A mind is a tool. You can compare it to a hammer which, most of the time, hits your finger. The mind works mainly in the subconscious and very little in the conscious. It is not totally our fault – nobody has ever taught us how to listen to our intuition. When the mind is functioning on the subconscious level, it listens to our fears, insecurities, problems, obstacles, and doubts.

On the contrary, when it works on the conscious level, it is in the present moment and does what the instant requests. A good way to bypass the negative effects of the subconscious is to live in the present.

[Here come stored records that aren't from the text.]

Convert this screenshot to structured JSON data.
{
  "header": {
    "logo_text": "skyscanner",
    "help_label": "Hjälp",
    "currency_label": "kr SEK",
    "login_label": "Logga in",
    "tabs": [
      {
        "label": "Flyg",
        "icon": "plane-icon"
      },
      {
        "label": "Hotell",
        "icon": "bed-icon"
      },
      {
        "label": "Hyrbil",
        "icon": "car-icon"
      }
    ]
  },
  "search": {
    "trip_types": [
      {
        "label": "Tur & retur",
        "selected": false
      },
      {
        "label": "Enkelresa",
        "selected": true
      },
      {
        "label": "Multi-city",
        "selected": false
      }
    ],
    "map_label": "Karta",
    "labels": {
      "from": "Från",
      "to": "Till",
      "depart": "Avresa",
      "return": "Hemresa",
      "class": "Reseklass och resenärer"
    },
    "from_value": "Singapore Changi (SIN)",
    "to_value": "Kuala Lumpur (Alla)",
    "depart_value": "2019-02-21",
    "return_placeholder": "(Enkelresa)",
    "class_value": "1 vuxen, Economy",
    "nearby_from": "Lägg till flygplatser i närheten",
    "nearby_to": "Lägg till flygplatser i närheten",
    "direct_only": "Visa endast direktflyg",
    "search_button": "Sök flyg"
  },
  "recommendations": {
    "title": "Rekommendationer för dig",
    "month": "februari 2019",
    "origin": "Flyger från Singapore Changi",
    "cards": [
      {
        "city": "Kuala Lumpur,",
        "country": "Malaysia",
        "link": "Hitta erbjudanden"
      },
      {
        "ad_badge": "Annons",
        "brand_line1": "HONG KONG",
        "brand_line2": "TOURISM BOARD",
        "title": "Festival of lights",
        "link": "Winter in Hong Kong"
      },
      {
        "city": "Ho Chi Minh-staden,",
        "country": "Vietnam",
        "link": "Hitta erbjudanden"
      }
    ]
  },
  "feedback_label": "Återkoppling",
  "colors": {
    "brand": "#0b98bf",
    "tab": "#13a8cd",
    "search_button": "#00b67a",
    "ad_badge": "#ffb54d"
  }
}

Another way to understand this concept more deeply is to think of the brain as a computer. The two main parts of it are the hardware and the software. The hardware is the material part of the brain, all the cells, liquids and different substances that constitute it. The software is the program, all the data that control what the computer does; in other words, it represents information. While I was gathering material for the article, I came across this quote: “You can put an entirely new program in the hardware and make it create an entirely new experience for the user.” What amazed me the most was that this is basically what we can do with the mind. If we change the program of the software, which usually has an impact on the subconscious side, and instead redirect it to the conscious one, we change the program! Biologically speaking, what happens is that we cut off the old synapses and create new ones.

Is this difficult to do? In my personal experience, I can honestly say that it is tremendously hard, but the result is well worth the effort.

While I was living those moments of changing, I realized that what was preventing me from achieving a better version of me was my system of beliefs, my credenza. I was my own worst enemy.

When I realized this, it was a little strange, because I had always thought that my enemies were all the people who did not understand me. The problem is never the outside, indeed it is mostly the inside. We can’t change others, but we can definitely improve ourselves!

Credits

Image Title Author License
Sculpture_Kopf-Stein-Pflaster_Timm_Ulrichs_Schiffgraben_Hanover_Germany. Sculpture_Kopf-Stein-Pflaster_Timm_Ulrichs_Schiffgraben_Hanover_Germany. ChristianSchd CC BY-SA 4.0